Items from an interface collection:
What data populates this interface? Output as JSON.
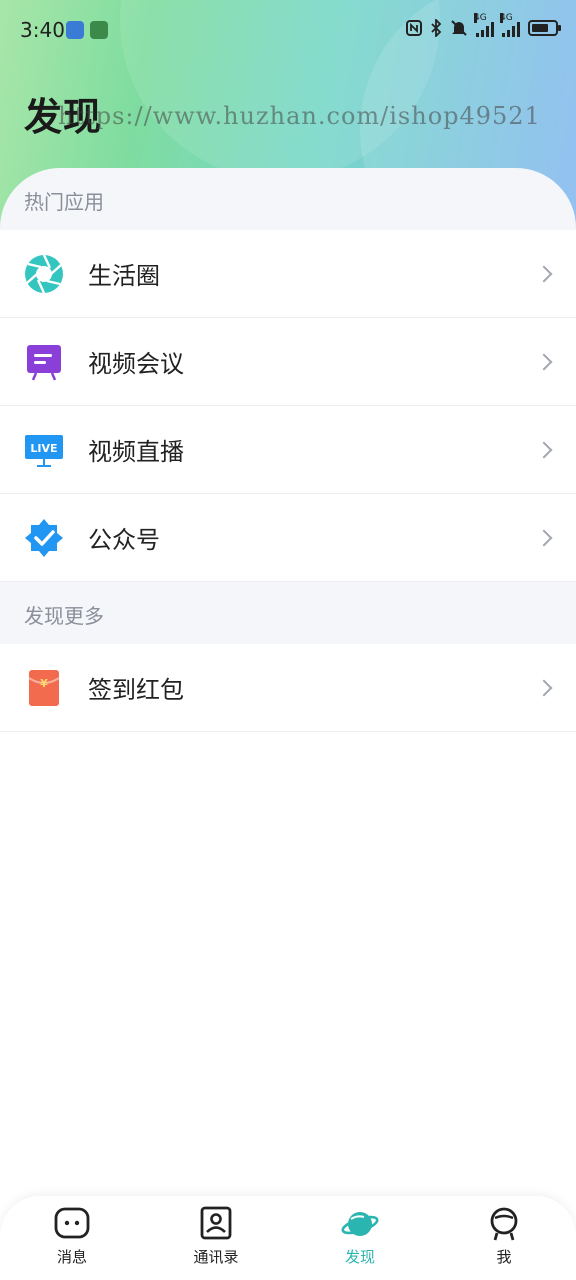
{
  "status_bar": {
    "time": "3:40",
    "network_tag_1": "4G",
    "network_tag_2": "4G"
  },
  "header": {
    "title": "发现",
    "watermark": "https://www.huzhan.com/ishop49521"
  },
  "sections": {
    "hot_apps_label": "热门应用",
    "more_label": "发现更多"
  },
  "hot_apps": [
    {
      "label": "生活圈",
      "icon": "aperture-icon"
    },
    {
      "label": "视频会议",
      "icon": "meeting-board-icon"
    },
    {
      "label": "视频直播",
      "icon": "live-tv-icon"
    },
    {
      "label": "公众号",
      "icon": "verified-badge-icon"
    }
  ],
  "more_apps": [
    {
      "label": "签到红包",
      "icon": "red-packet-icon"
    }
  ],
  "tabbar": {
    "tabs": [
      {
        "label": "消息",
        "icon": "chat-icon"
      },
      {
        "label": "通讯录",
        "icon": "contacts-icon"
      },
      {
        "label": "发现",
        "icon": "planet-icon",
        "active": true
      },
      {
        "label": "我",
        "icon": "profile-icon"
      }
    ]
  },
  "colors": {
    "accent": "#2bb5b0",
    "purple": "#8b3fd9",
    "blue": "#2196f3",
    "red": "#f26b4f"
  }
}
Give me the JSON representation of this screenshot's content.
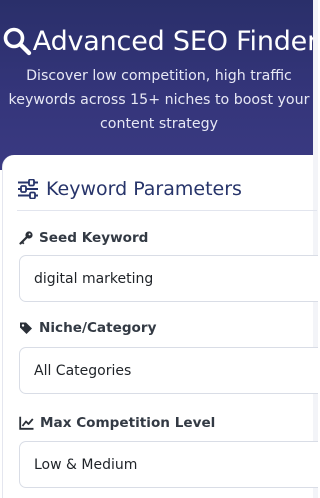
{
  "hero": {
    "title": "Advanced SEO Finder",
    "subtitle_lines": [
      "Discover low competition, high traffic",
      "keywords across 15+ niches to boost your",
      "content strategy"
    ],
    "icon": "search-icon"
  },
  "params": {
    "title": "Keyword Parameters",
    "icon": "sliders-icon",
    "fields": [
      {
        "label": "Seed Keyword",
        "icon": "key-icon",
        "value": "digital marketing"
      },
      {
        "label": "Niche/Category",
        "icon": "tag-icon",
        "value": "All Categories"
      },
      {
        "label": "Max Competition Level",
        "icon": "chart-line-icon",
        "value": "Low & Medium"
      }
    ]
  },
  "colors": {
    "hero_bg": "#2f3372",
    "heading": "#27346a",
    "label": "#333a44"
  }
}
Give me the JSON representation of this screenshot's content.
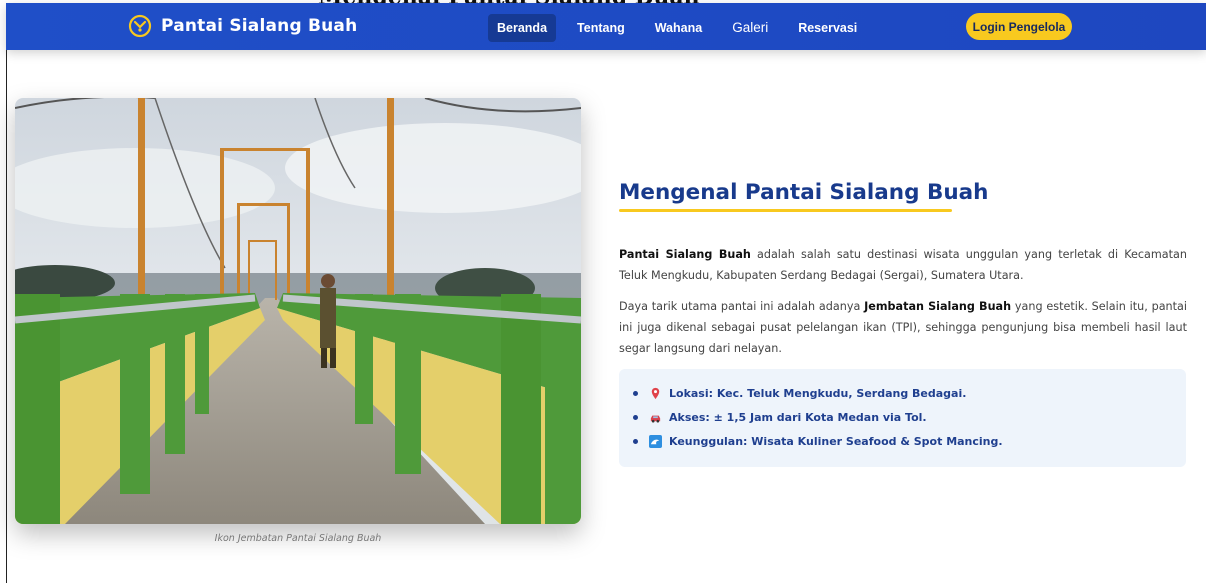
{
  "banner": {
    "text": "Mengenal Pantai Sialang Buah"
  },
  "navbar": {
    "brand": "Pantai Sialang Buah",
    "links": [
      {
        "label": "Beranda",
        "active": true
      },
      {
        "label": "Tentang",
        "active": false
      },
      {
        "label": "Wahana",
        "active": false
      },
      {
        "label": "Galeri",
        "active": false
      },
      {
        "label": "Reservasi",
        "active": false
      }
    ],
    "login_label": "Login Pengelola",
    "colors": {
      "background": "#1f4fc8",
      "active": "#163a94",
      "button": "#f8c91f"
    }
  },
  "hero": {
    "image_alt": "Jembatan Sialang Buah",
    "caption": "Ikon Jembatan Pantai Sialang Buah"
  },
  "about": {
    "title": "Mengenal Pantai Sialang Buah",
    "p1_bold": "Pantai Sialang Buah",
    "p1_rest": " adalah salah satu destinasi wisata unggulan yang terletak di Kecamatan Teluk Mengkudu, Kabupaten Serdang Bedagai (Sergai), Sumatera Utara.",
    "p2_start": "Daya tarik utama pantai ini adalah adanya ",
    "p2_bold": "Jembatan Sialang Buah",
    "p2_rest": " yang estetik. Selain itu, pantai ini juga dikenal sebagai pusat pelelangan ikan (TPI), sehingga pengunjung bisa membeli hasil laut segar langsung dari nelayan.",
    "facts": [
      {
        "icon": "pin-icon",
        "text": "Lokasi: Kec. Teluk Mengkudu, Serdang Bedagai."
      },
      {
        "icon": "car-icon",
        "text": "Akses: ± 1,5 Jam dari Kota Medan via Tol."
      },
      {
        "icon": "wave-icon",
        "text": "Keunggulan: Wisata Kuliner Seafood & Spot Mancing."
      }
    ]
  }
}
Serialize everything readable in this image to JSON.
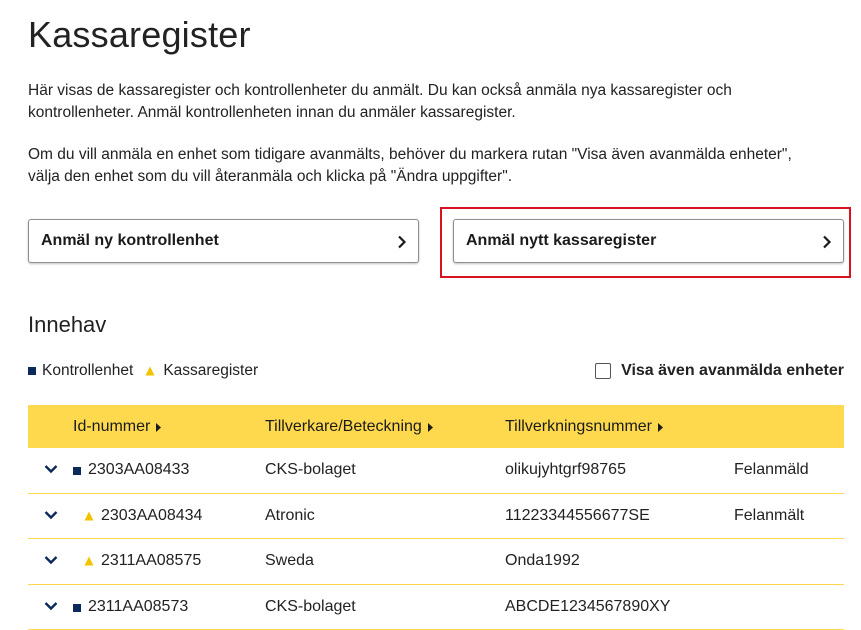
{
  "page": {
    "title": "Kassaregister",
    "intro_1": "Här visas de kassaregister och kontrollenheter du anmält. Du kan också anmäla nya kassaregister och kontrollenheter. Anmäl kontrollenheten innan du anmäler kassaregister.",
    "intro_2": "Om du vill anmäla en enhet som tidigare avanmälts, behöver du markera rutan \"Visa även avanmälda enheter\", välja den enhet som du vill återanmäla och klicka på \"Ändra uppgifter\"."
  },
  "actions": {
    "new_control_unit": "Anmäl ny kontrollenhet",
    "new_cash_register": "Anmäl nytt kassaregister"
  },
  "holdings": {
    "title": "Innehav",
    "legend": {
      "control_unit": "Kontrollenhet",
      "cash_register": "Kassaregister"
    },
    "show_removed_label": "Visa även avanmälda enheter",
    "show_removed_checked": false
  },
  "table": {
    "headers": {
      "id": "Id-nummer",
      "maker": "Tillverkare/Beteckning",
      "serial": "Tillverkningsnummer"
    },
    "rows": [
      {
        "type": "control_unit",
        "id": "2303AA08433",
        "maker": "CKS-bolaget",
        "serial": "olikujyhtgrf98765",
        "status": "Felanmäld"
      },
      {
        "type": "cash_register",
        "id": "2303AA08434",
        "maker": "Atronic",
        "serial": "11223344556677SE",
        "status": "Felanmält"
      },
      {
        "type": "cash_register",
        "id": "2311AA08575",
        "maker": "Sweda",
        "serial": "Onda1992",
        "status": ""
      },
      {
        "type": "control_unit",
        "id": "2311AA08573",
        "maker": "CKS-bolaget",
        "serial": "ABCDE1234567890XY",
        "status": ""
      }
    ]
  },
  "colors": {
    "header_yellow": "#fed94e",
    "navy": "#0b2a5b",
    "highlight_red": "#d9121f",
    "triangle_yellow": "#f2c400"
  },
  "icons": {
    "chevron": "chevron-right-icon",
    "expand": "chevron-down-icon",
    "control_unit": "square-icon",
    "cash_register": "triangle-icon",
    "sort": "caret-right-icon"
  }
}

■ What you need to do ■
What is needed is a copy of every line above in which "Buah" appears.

■ Answer box ■
    "text": "Mengenal Pantai Sialang Buah"
    "brand": "Pantai Sialang Buah",
    "image_alt": "Jembatan Sialang Buah",
    "caption": "Ikon Jembatan Pantai Sialang Buah"
    "title": "Mengenal Pantai Sialang Buah",
    "p1_bold": "Pantai Sialang Buah",
    "p2_bold": "Jembatan Sialang Buah",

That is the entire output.